Timothy Strobel subjects materials to high-pressures to understand chemical processes  and interactions, and to create new, advanced energy-related materials.

For instance, silicon is the second most abundant element in the Earth’s crust and a mainstay of the electronics industry. But normal silicon is not optimal for solar energy. In its conventional crystalline form, silicon is relatively inefficient at absorbing the wavelengths most prevalent in sunlight.  Strobel made a discovery that may turn things around.  Using the high-pressure techniques pioneered at Carnegie, he created a novel form of silicon with its atoms arranged in a cage-like structure. Unlike

Ronald Cohen primarily studies materials through first principles research—computational methods that begin with the most fundamental properties of a system, such as the nuclear charges of atoms, and then calculate what happens to a material under different conditions, such as pressure and temperature. He particularly focuses on properties of materials under extreme conditions such as high pressure and high temperature. This research applies to various topics and problems in geophysics and technological materials.

Some of his work focuses on understanding the behavior of high-technology materials called ferroelectrics—non-conducting crystals with an electric dipole

Anat Shahar is pioneering a field that blends isotope geochemistry with high-pressure experiments to examine planetary cores and the Solar System’s formation, prior to planet formation, and how the planets formed and differentiated. Stable isotope geochemistry is the study of how physical and chemical processes can cause isotopes—atoms of an element with different numbers of neutrons-- to separate (called isotopic fractionation). Experimental petrology is a lab-based approach to increasing the pressure and temperature of materials to simulate conditions in the interior Earth or other planetary bodies.

Rocks and meteorites consist of isotopes that contain chemical

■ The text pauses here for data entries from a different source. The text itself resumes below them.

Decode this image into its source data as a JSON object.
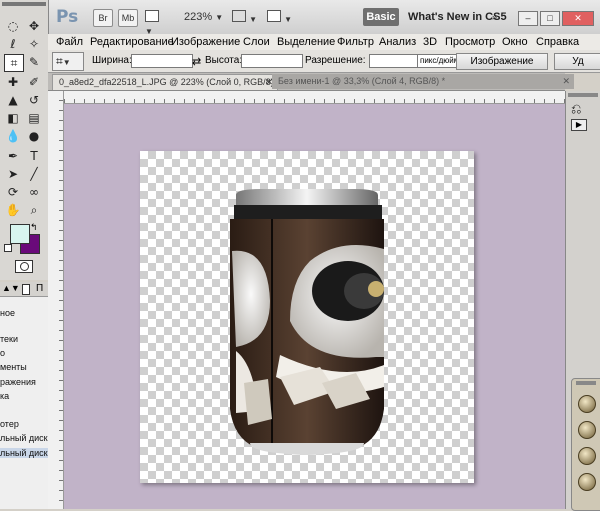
{
  "app": {
    "logo": "Ps",
    "bridge_label": "Br",
    "minibridge_label": "Mb",
    "zoom": "223%",
    "workspace": "Basic",
    "whats_new": "What's New in CS5"
  },
  "menu": [
    "Файл",
    "Редактирование",
    "Изображение",
    "Слои",
    "Выделение",
    "Фильтр",
    "Анализ",
    "3D",
    "Просмотр",
    "Окно",
    "Справка"
  ],
  "options": {
    "width_label": "Ширина:",
    "height_label": "Высота:",
    "resolution_label": "Разрешение:",
    "unit_value": "пикс/дюйм",
    "front_image_button": "Изображение",
    "delete_button_partial": "Уд"
  },
  "tabs": [
    {
      "label": "0_a8ed2_dfa22518_L.JPG @ 223% (Слой 0, RGB/8) *"
    },
    {
      "label": "Без имени-1 @ 33,3% (Слой 4, RGB/8) *"
    }
  ],
  "left_panel": {
    "header": "П",
    "items": [
      "ное",
      "теки",
      "о",
      "менты",
      "ражения",
      "ка",
      "отер",
      "льный диск (",
      "льный диск ("
    ]
  },
  "colors": {
    "canvas_bg": "#c1b3c8",
    "foreground_swatch": "#d8f5ef",
    "background_swatch": "#6a0a7a"
  }
}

Sally June Tracy applies cutting-edge experimental and analytical techniques to understand the fundamental physical behavior of materials at extreme conditions. She uses dynamic compression techniques with high-flux X-ray sources to probe the structural changes and phase transitions in materials at conditions that mimic impacts and the interiors of terrestrial and exoplanets. She is also an expert in nuclear resonant scattering and synchrotron X-ray diffraction. She uses these techniques to understand novel behavior at the electronic level.  Tracy received her Ph.D. from the California Institute of